Publised on Climate Change and Nepal, NYCA blog
Impacts of climate change such as floods, cyclone, drought, glacial melt, and sea level rise are already being felt in South Asia, and these will continue to intensify. For more than 1.5 billion people in South Asia, particularly the poor, climate change is clearly not just an environmental issue but one that is closely interlinked with their livelihood and socioeconomic development.
Besides being extremely vulnerable to the impacts of climate change, South Asia is also in a position to lead the world towards effective action against climate change. COP 15 in Copenhagen exposed the world to new geo-political realities with the rise of the BASIC (Brazil, South Africa, India & China) group as a key player in the global climate negotiations. As a member of the BASIC group, India is in a position to significantly influence climate negotiations and raise the concerns of the region as a whole. Similarly, countries like Maldives and Bangladesh have also played important roles in shaping global opinion on climate change
They have also demonstrated how small countries can make big impacts. Maldives has announced that it will become carbon neutral within ten years and Bangladesh has invested significant resources in adaptation. Nepal is a chair of LDC group in the United Nations and can led Climate Change agenda as well. Other South Asian nations have also initiated measures to address climate change. If SAARC can harness all these efforts to present a collective position and take advantage of the strengths of each of its members, it can definitely be a major player and a global leader in the context of climate change.
Climate change is also an issue that can bring together all South Asians. We are all on the same boat when it comes to climate change and we need to support each other and paddle hard together to take our boat upstream. Sharing experiences and learning good practices from each other will not only help adapt to the climate impacts but also build on South-South cooperation. Building and executing effective regional climate policy will do justice to all the poor and vulnerable people of the region and their aspiration for economic development.

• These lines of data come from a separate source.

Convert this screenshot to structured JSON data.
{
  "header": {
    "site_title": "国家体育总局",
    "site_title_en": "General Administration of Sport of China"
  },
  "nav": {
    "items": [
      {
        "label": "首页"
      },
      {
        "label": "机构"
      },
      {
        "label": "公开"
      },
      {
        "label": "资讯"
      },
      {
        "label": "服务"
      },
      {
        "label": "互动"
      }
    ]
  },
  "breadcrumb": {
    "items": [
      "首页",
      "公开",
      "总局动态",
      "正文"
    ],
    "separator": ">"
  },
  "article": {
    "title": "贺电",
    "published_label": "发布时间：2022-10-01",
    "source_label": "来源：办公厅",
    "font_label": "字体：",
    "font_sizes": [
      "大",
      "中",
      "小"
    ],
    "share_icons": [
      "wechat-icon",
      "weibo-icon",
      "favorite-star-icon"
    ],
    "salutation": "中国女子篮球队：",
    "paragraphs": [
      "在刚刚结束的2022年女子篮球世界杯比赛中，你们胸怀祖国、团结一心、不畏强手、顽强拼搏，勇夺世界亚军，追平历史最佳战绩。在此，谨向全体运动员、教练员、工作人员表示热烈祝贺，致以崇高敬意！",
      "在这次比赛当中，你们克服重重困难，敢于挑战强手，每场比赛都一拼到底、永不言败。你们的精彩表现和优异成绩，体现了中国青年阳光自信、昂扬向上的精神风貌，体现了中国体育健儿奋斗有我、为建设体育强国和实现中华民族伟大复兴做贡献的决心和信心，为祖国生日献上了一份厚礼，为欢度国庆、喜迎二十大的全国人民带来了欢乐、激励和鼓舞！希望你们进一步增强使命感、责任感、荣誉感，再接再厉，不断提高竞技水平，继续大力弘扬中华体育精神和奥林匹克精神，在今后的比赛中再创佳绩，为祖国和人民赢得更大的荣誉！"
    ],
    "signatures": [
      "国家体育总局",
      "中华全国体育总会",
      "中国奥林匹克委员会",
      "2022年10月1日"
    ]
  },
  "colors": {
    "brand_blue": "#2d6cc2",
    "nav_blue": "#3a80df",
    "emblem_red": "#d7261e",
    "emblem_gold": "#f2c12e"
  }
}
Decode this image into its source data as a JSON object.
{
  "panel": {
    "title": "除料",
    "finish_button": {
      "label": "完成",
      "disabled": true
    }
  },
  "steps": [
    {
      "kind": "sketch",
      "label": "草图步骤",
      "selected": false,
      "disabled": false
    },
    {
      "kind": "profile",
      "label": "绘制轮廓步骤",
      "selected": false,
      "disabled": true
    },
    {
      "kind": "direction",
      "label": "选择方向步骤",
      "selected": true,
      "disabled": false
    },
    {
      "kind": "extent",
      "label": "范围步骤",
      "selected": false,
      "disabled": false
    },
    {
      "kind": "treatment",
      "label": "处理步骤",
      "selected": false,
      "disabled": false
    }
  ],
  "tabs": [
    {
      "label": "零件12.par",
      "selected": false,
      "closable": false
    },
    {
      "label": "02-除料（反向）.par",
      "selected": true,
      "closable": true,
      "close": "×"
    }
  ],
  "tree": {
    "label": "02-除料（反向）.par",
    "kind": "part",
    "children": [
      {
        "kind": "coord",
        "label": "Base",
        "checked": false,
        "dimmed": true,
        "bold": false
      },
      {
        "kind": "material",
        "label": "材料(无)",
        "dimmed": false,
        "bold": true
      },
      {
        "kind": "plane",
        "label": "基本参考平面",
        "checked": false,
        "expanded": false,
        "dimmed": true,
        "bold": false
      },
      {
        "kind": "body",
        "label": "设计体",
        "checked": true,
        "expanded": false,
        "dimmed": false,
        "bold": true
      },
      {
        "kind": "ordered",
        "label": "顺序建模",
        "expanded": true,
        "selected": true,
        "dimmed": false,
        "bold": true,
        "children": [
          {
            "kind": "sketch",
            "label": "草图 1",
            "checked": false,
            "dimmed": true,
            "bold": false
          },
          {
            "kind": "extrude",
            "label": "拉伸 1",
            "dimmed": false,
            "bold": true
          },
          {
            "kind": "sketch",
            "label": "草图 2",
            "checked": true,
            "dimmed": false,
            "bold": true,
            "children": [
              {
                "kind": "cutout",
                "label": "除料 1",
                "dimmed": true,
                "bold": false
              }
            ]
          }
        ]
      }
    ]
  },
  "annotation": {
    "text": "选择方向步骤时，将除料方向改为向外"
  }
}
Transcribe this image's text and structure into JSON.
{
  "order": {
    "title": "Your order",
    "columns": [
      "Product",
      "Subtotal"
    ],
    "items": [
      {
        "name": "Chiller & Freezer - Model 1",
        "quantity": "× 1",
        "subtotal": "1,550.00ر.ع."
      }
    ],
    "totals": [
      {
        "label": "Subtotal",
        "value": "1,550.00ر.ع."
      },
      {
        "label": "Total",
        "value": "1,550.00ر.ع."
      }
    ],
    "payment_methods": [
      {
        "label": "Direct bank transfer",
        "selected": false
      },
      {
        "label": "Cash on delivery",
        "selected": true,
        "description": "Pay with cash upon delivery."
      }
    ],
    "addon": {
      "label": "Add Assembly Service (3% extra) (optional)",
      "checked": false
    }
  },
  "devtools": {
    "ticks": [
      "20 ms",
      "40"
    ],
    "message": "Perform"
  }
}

In this context, SAARC has already taken some positive steps towards addressing climate change. Recognizing that climate change is putting obstacles to meeting food security, water and energy needs, adequate livelihood options and maintaining biodiversity in the region, SAARC has already come out with three important common statements on climate change, including the Dhaka Declaration on Climate Change, which endorsed the SAARC Action Plan on Climate Change. What we need now is follow up on these actions, including formulation and implementation of detailed, prioritized and time bound plans for each of the major themes mentioned in the Action Plan. SAARC also needs to have mechanisms in place to ensure the implementation of the action plan.
Climate change is one of the major issues to be discussed during the 16th SAARC Summit to be held in Bhutan from 28-29 April, 2010. South Asia must use this forum for agreeing on a time-bound road map for regional cooperation on climate change and send a strong message the world that SAARC demands a fair, binding and ambitious treaty to protect the world from the adverse impacts of climate change.
Nepal has also raised its voice on climate change in various international meetings and organized the regional conference “From Kathmandu to Copenhagen” from 31 August to 1 September, 2009. The Government of Nepal also drew the attention of the world by organizing a cabinet meeting at Everest Base Camp in Kalapathar. Now it is time for Nepal to work with its neighbors in South Asia to learn from best practices in the region and ensure that its voice is heard in international forums. Together we can indeed make a difference.
The note is circulated by CANSA Nepal team before 16 SAARC summit